**What to produce**
All lines holding the string "plus" should be copied from the data below.

Data records for software interfaces
━━━━━━

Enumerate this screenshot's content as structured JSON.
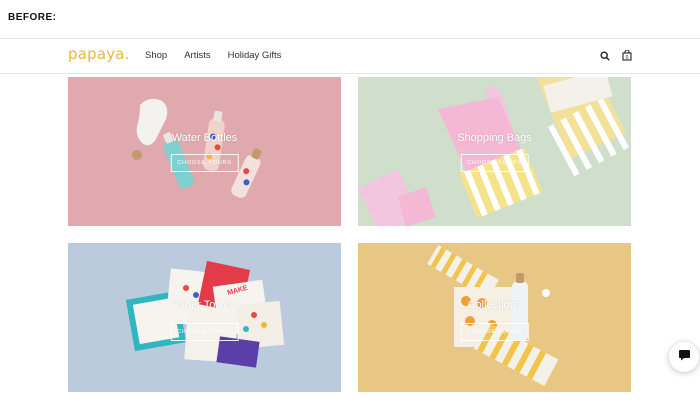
{
  "caption": "BEFORE:",
  "brand": {
    "logo": "papaya."
  },
  "nav": {
    "items": [
      "Shop",
      "Artists",
      "Holiday Gifts"
    ]
  },
  "icons": {
    "search": "search-icon",
    "cart": "bag-icon",
    "chat": "chat-icon"
  },
  "tiles": [
    {
      "title": "Water Bottles",
      "button": "CHOOSE YOURS"
    },
    {
      "title": "Shopping Bags",
      "button": "CHOOSE YOURS"
    },
    {
      "title": "Paper Towels",
      "button": "CHOOSE YOURS"
    },
    {
      "title": "Collections",
      "button": "CHOOSE YOURS"
    }
  ],
  "colors": {
    "brand": "#e7b93a",
    "tile1": "#dfa9ad",
    "tile2": "#cfdfcc",
    "tile3": "#bccadd",
    "tile4": "#e8c785"
  }
}
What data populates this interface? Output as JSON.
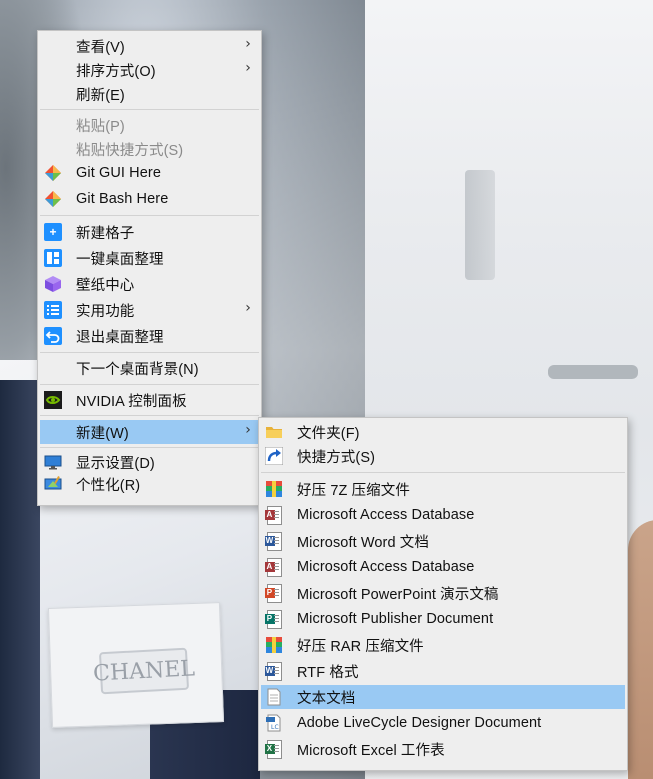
{
  "wallpaper": {
    "pocket_label": "CHANEL"
  },
  "main_menu": {
    "items": [
      {
        "label": "查看(V)",
        "has_submenu": true
      },
      {
        "label": "排序方式(O)",
        "has_submenu": true
      },
      {
        "label": "刷新(E)"
      },
      {
        "label": "粘贴(P)",
        "disabled": true
      },
      {
        "label": "粘贴快捷方式(S)",
        "disabled": true
      },
      {
        "label": "Git GUI Here",
        "icon": "git-icon"
      },
      {
        "label": "Git Bash Here",
        "icon": "git-icon"
      },
      {
        "label": "新建格子",
        "icon": "plus-icon"
      },
      {
        "label": "一键桌面整理",
        "icon": "layout-icon"
      },
      {
        "label": "壁纸中心",
        "icon": "cube-icon"
      },
      {
        "label": "实用功能",
        "icon": "list-icon",
        "has_submenu": true
      },
      {
        "label": "退出桌面整理",
        "icon": "exit-icon"
      },
      {
        "label": "下一个桌面背景(N)"
      },
      {
        "label": "NVIDIA 控制面板",
        "icon": "nvidia-icon"
      },
      {
        "label": "新建(W)",
        "has_submenu": true,
        "selected": true
      },
      {
        "label": "显示设置(D)",
        "icon": "display-icon"
      },
      {
        "label": "个性化(R)",
        "icon": "personalize-icon"
      }
    ]
  },
  "new_submenu": {
    "items": [
      {
        "label": "文件夹(F)",
        "icon": "folder-icon"
      },
      {
        "label": "快捷方式(S)",
        "icon": "shortcut-icon"
      },
      {
        "label": "好压 7Z 压缩文件",
        "icon": "archive-icon"
      },
      {
        "label": "Microsoft Access Database",
        "icon": "access-icon"
      },
      {
        "label": "Microsoft Word 文档",
        "icon": "word-icon"
      },
      {
        "label": "Microsoft Access Database",
        "icon": "access-icon"
      },
      {
        "label": "Microsoft PowerPoint 演示文稿",
        "icon": "powerpoint-icon"
      },
      {
        "label": "Microsoft Publisher Document",
        "icon": "publisher-icon"
      },
      {
        "label": "好压 RAR 压缩文件",
        "icon": "archive-icon"
      },
      {
        "label": "RTF 格式",
        "icon": "rtf-icon"
      },
      {
        "label": "文本文档",
        "icon": "text-document-icon",
        "selected": true
      },
      {
        "label": "Adobe LiveCycle Designer Document",
        "icon": "livecycle-icon"
      },
      {
        "label": "Microsoft Excel 工作表",
        "icon": "excel-icon"
      }
    ]
  },
  "colors": {
    "menu_bg": "#eeeeee",
    "highlight": "#99c9f3",
    "disabled_text": "#8a8a8a"
  }
}
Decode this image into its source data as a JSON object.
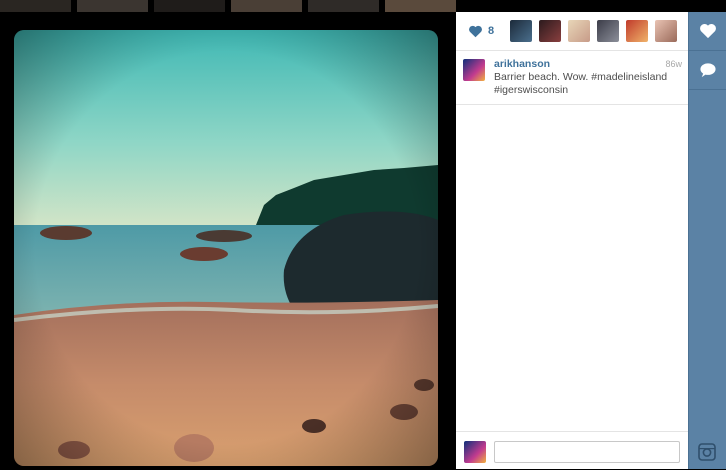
{
  "likes": {
    "count": "8"
  },
  "post": {
    "username": "arikhanson",
    "time": "86w",
    "caption": "Barrier beach. Wow. #madelineisland #igerswisconsin"
  },
  "comment": {
    "placeholder": ""
  },
  "colors": {
    "accent": "#3f729b",
    "rail": "#5b82a5"
  },
  "icons": {
    "like": "heart-icon",
    "comment": "speech-bubble-icon",
    "brand": "instagram-camera-icon"
  }
}
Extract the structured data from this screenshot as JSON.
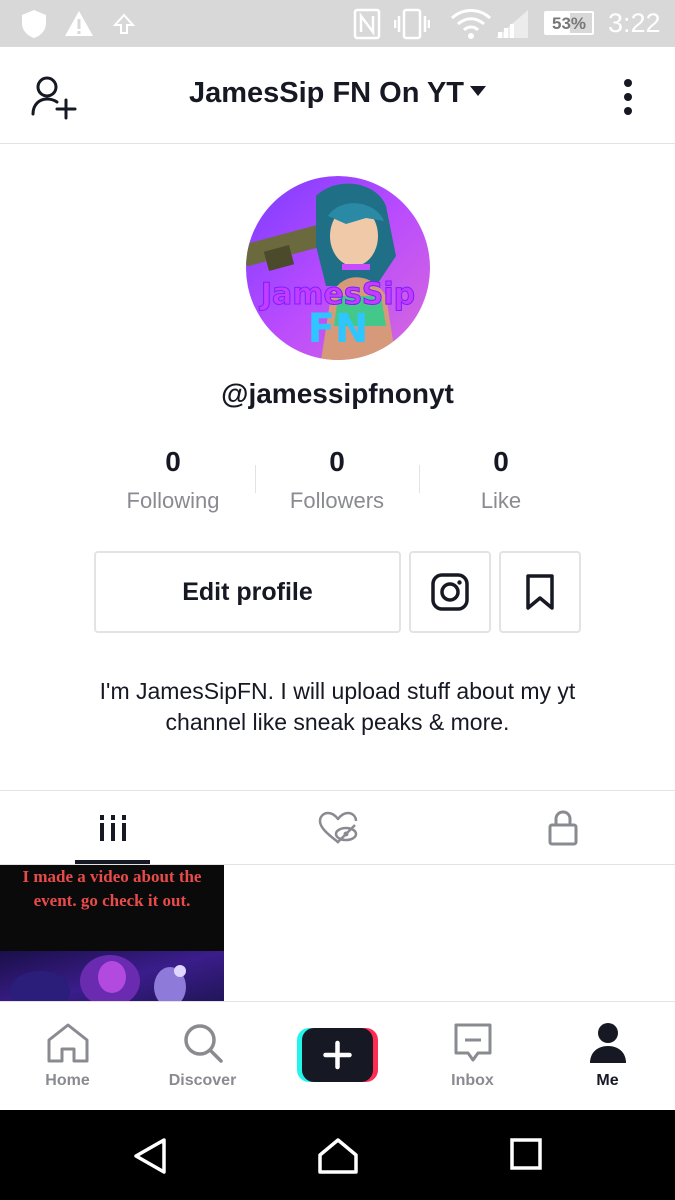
{
  "status_bar": {
    "battery_percent": "53%",
    "battery_level": 0.53,
    "time": "3:22",
    "icons": [
      "shield-icon",
      "warning-icon",
      "upload-arrow-icon",
      "nfc-icon",
      "vibrate-icon",
      "wifi-icon",
      "signal-icon",
      "battery-icon"
    ]
  },
  "header": {
    "title": "JamesSip FN On YT",
    "left_icon": "add-user-icon",
    "right_icon": "more-vertical-icon"
  },
  "profile": {
    "username": "@jamessipfnonyt",
    "avatar_text_line1": "JamesSip",
    "avatar_text_line2": "FN",
    "stats": [
      {
        "value": "0",
        "label": "Following"
      },
      {
        "value": "0",
        "label": "Followers"
      },
      {
        "value": "0",
        "label": "Like"
      }
    ],
    "edit_button_label": "Edit profile",
    "bio": "I'm JamesSipFN. I will upload stuff about my yt channel like sneak peaks & more."
  },
  "tabs": [
    {
      "icon": "videos-grid-icon",
      "selected": true
    },
    {
      "icon": "liked-hidden-icon",
      "selected": false
    },
    {
      "icon": "lock-icon",
      "selected": false
    }
  ],
  "videos": [
    {
      "caption": "I made a video about the event. go check it out."
    }
  ],
  "bottom_nav": [
    {
      "label": "Home",
      "icon": "home-icon"
    },
    {
      "label": "Discover",
      "icon": "search-icon"
    },
    {
      "label": "",
      "icon": "create-plus-icon"
    },
    {
      "label": "Inbox",
      "icon": "inbox-icon"
    },
    {
      "label": "Me",
      "icon": "profile-icon",
      "active": true
    }
  ],
  "colors": {
    "accent_cyan": "#25f4ee",
    "accent_red": "#fe2c55",
    "text_primary": "#161823",
    "text_secondary": "#8a8b91",
    "border": "#e3e3e4"
  }
}
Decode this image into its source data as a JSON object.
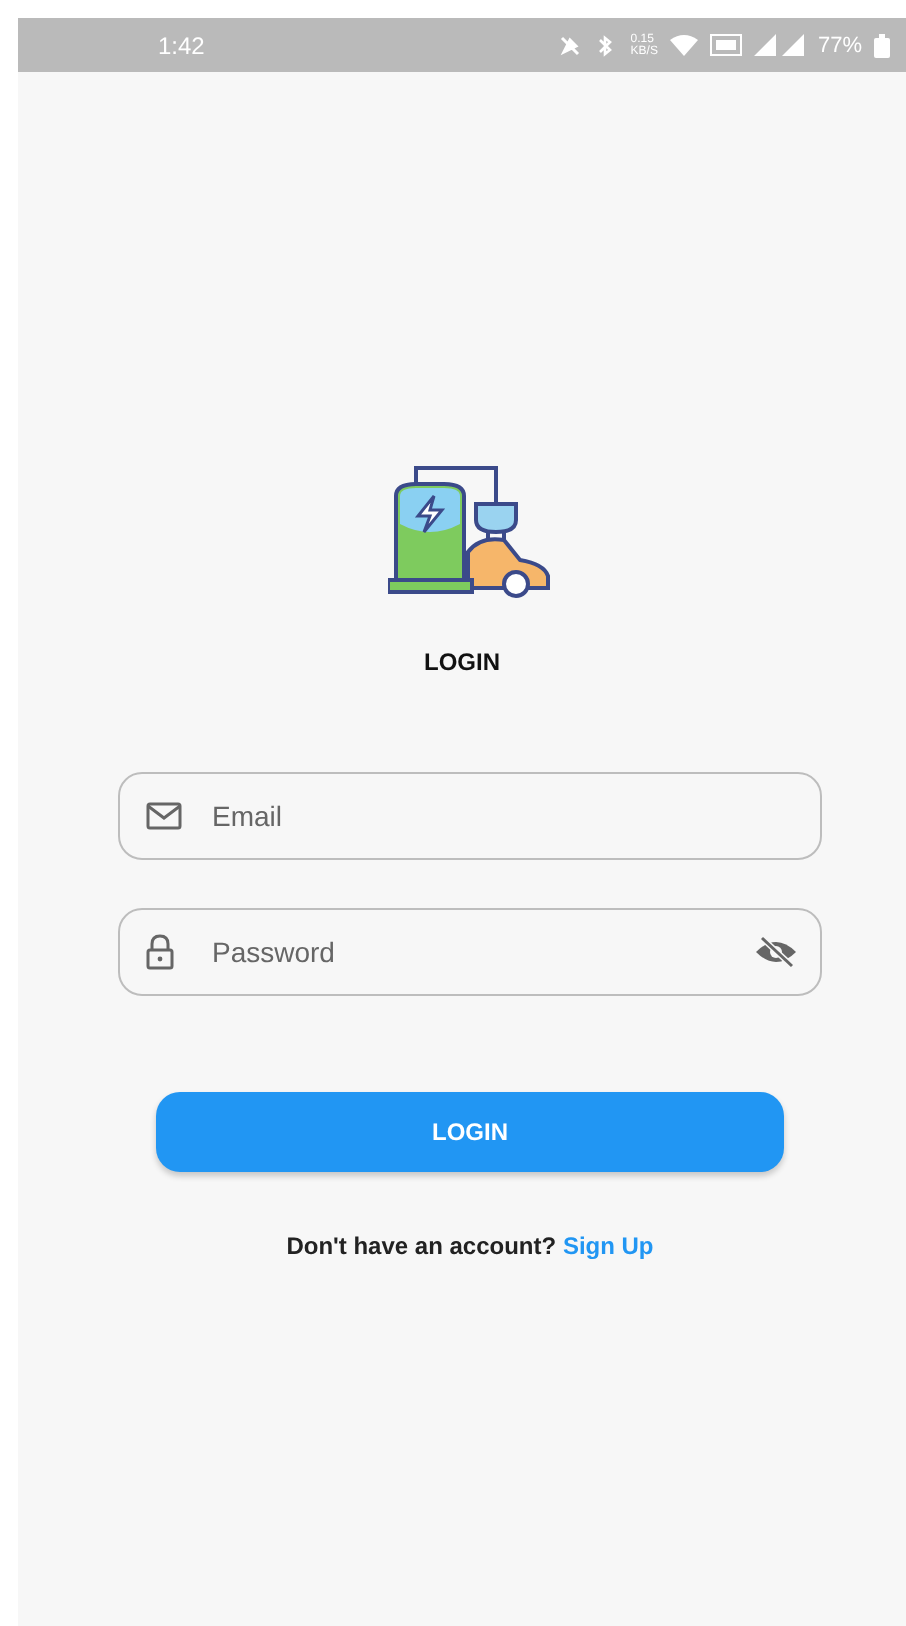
{
  "status_bar": {
    "time": "1:42",
    "speed_value": "0.15",
    "speed_unit": "KB/S",
    "battery": "77%"
  },
  "title": "LOGIN",
  "fields": [
    {
      "kind": "email",
      "placeholder": "Email"
    },
    {
      "kind": "password",
      "placeholder": "Password",
      "obscured": true
    }
  ],
  "login_button": "LOGIN",
  "signup_prompt": {
    "text": "Don't have an account?",
    "link": "Sign Up"
  }
}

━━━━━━

**Answer space**
        "icon": "plus-icon"
      "icon": "create-plus-icon"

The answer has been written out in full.